Sex abuse. Kids being left unsupervised. Being told what to do by someone in power. The toll of drug abuse and mental illness. Feeling isolated and alone, like you don’t belong. Who doesn’t have that story to tell about their childhood?
This is the America we live in. Child abuse is rampant. Parents experiment with new ways of parenting to avoid the mistakes of their own parents, discovering new ways to screw up their kids in the process. Schools are fraught with issues ranging from melodrama to violence. Even if someone listens to a child crying out for help, where would you turn? The authorities are known for not acting, or for overreacting and causing more harm.

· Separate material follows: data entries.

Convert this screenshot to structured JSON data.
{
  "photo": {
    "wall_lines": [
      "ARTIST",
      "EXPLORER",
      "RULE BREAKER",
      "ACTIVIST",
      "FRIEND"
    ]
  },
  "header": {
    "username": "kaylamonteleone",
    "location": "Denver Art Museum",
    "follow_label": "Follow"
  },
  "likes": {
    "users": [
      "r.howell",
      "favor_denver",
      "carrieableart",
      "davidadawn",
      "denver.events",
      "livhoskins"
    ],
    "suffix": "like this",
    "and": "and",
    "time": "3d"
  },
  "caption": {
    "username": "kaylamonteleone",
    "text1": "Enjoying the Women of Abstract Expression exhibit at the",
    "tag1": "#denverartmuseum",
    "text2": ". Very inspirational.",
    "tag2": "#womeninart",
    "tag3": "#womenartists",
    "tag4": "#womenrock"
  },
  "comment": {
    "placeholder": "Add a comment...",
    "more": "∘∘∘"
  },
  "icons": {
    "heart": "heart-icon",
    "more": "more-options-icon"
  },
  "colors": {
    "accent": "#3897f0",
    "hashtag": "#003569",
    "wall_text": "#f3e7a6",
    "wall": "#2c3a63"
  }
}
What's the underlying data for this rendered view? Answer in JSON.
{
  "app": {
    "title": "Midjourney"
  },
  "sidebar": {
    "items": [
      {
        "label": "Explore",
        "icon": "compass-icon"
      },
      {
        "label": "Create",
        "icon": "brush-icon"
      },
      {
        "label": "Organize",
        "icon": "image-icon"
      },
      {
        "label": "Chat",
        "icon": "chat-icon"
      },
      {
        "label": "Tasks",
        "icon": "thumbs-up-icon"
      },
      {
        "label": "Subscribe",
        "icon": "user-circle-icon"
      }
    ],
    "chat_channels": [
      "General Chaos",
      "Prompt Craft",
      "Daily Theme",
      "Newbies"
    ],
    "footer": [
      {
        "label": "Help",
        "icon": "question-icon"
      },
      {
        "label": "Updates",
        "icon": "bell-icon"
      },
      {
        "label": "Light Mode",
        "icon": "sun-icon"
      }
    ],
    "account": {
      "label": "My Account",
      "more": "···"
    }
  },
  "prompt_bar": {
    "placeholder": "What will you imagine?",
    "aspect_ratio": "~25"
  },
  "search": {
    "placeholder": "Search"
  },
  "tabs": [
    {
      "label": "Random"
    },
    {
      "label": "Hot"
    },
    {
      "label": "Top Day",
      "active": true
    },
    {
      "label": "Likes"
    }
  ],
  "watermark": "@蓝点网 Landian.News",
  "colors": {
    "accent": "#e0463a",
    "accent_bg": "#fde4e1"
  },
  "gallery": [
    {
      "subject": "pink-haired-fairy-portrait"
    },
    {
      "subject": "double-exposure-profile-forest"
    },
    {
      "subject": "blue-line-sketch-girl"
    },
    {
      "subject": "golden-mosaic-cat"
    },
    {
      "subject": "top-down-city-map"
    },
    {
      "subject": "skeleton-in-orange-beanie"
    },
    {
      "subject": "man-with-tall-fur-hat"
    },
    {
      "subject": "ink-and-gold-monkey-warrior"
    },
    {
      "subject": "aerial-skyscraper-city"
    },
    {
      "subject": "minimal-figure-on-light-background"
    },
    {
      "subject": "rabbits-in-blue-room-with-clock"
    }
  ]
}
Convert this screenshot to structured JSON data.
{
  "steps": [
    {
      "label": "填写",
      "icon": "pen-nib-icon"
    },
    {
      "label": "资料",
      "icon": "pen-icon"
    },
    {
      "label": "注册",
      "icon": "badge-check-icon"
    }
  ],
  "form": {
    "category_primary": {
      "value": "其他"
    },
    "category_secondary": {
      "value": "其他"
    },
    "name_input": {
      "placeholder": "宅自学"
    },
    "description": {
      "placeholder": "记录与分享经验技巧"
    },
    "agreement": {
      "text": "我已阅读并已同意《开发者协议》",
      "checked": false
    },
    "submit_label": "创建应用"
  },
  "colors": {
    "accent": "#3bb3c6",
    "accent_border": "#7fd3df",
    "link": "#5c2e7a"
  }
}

These articles are trying to expose a cult, point a finger at people doing something weird and sinister. But all they’re doing is exposing the air we all breathe. If anything, it highlights just how normal they are, despite their efforts not to be. There are so rarely right answers in life, only ones that turn out to be different types of wrong over time.
I don’t think anyone involved in the allegations is lying. They’re telling their truth and doing their best. We live in a world of powerful men being taken down for things they did last week and before I was born. We live in a world where #metoo is radical. Where I was told over and over again by the women I looked up to that the grown man groping me on the street was paying me a compliment, that I was overreacting to the touches from authority figures that I knew were wrong, that speaking up for myself was not something nice girls did. That the boys are being mean to me because they like me.
Pointing our fingers at one more scapegoat isn’t going to change a cultural issue.
The whole conversation started over breakfast because a few people from JPUSA are leading a project to help homeless veterans. Are the people using these allegations to discredit their work concerned about veterans being sexually abused or harmed in some way? Is anyone being protected by preventing them from providing housing for the homeless? Tearing people down, holding them to task for being different, is a knee-jerk reaction in our culture.
CouchSurfing with JPUSA
This is what CouchSurfing is all about. I didn’t just get a free place to stay, I got to discover a piece of the world I wouldn’t have otherwise ever stumbled into. I met a bunch of really amazing people during my stay. It’s about more than the generosity of their providing me with a few days of food and shelter, it was truly a warm welcome.
I can see how people decide this is home.